In short, mothers and fathers of children born out of wedlock are not similarly situated. There are several differences between mother and fathers of out of wedlock children, including the identity of the mother of the child born out of wedlock is rarely in question and that “only a father can by voluntary unilateral action make an illegitimate child legitimate.” Moreover, the mother of a child born out of wedlock has made the decision to give birth to the child rather than have an abortion and, as a result of that decision, has carried the child in her womb for nine months. Accordingly, the gender-based classification created by [section] 39 is substantially related to the achievement of the Adoption Code’s legitimate objective.
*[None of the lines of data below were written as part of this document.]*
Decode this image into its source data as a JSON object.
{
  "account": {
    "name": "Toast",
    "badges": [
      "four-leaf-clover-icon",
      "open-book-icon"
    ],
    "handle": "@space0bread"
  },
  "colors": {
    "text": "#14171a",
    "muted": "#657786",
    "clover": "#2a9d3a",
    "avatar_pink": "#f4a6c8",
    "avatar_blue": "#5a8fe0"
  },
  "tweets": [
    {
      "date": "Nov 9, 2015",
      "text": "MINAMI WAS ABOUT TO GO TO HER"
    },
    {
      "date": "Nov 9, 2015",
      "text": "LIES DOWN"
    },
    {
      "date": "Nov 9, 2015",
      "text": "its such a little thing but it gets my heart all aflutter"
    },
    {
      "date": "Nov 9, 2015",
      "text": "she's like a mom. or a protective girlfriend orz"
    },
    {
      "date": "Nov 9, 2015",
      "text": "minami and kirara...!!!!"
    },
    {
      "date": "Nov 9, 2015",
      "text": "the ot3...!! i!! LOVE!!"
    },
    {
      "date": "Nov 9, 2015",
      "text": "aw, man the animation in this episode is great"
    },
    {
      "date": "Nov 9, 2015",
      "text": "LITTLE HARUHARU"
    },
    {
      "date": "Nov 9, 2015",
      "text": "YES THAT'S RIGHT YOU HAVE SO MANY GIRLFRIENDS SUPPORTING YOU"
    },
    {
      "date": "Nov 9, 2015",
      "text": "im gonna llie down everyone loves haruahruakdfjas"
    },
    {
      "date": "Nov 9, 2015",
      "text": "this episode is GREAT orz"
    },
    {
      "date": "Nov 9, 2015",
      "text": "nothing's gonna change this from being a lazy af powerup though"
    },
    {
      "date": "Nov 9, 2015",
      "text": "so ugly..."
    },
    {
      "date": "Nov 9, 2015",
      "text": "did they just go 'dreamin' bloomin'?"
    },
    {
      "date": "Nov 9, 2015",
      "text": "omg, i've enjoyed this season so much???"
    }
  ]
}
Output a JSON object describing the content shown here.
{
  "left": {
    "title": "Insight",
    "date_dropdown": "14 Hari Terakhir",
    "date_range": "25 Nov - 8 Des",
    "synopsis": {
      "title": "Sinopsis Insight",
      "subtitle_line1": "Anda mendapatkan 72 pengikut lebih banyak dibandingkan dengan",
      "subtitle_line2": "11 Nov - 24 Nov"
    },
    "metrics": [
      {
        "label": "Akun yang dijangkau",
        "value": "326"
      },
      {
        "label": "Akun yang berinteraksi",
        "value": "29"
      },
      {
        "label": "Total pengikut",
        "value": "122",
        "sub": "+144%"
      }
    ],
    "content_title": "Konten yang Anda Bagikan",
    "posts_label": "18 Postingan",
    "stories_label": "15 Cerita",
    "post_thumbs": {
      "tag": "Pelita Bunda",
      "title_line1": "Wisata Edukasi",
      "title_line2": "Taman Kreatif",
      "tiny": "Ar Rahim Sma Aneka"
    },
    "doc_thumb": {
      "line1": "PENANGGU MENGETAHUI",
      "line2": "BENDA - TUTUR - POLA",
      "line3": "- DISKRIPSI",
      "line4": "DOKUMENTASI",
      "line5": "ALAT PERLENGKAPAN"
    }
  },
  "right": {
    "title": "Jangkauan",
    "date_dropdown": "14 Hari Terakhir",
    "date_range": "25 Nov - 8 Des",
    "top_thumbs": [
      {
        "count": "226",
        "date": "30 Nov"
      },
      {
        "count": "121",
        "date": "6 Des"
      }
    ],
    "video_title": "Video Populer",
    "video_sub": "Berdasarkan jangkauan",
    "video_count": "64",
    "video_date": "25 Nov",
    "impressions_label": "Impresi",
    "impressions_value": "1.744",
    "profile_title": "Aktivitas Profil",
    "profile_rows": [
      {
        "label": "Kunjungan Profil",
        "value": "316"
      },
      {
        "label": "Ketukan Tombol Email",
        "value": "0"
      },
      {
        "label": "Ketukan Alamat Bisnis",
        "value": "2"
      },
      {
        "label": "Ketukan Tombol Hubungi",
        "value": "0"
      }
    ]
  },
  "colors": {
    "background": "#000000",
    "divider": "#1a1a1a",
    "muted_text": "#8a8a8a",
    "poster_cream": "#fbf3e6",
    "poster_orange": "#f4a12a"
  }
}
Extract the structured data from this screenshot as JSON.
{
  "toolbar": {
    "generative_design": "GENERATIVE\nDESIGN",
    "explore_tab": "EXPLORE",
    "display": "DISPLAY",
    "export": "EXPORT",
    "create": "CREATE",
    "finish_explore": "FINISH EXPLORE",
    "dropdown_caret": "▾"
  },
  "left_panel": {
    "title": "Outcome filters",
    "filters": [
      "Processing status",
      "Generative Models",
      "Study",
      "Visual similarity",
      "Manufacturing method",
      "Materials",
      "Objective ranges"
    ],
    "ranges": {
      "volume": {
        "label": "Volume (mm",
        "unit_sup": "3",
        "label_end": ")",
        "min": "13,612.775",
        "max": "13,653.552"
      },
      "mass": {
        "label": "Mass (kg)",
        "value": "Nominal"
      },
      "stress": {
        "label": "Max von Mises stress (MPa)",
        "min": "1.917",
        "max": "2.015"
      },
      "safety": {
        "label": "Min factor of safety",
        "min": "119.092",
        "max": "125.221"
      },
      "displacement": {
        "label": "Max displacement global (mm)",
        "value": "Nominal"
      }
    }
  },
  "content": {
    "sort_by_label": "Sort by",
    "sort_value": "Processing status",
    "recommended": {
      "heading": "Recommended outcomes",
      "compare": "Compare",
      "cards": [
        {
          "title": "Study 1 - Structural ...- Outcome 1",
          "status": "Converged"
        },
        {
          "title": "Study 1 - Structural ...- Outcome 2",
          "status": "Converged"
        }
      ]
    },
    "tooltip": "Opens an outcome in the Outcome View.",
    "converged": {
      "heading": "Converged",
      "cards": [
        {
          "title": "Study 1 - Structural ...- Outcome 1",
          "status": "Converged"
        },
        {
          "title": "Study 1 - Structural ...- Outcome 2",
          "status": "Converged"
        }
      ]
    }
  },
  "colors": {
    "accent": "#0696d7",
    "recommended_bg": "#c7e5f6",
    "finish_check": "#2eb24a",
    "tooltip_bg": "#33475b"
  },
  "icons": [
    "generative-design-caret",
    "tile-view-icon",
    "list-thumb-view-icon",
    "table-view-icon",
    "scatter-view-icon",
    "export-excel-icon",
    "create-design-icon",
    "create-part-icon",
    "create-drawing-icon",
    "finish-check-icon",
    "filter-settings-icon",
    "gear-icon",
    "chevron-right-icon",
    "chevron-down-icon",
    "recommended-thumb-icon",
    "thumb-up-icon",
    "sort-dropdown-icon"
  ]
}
Appellant’s equal protection claim is without merit. [Citations omitted.]
The Court of Appeals concluded with a nice summary of the case:
In sum, the record here demonstrates that [the birth father] and his family ultimately concluded that he should father the child. We have no reason to doubt that, as he claimed in his petition for rehearing, [the birth father] would be a good father. Nonetheless, while we sympathize with his situation, we cannot overlook the concerns and interests of the birth mother, the adoptive parents and, of course, the child. The statutory scheme that we apply here was established to fairly accommodate the interests of all involved interested parties, in a process that is orderly and predictable. That process cannot be undermined simply because, as the trial court correctly determined was the case here, one of the parents has a change of heart regarding a decision to terminate parental rights.
It was fairly obvious to the Court of Appeals, and it should be obvious to anyone reading this opinion, that the birth father told his Catholic parents about this child and the adoption and they freaked out. He filed a petition and was honest in that pleading. It was not until an attorney was retained that his story changed and he was somehow duped into signing the custody statement. A word to any lay persons out there, hire the attorney before you file anything, sign anything or say anything in open court. The attorney was left with a poor case because the client’s statements were all the courts needed to hear.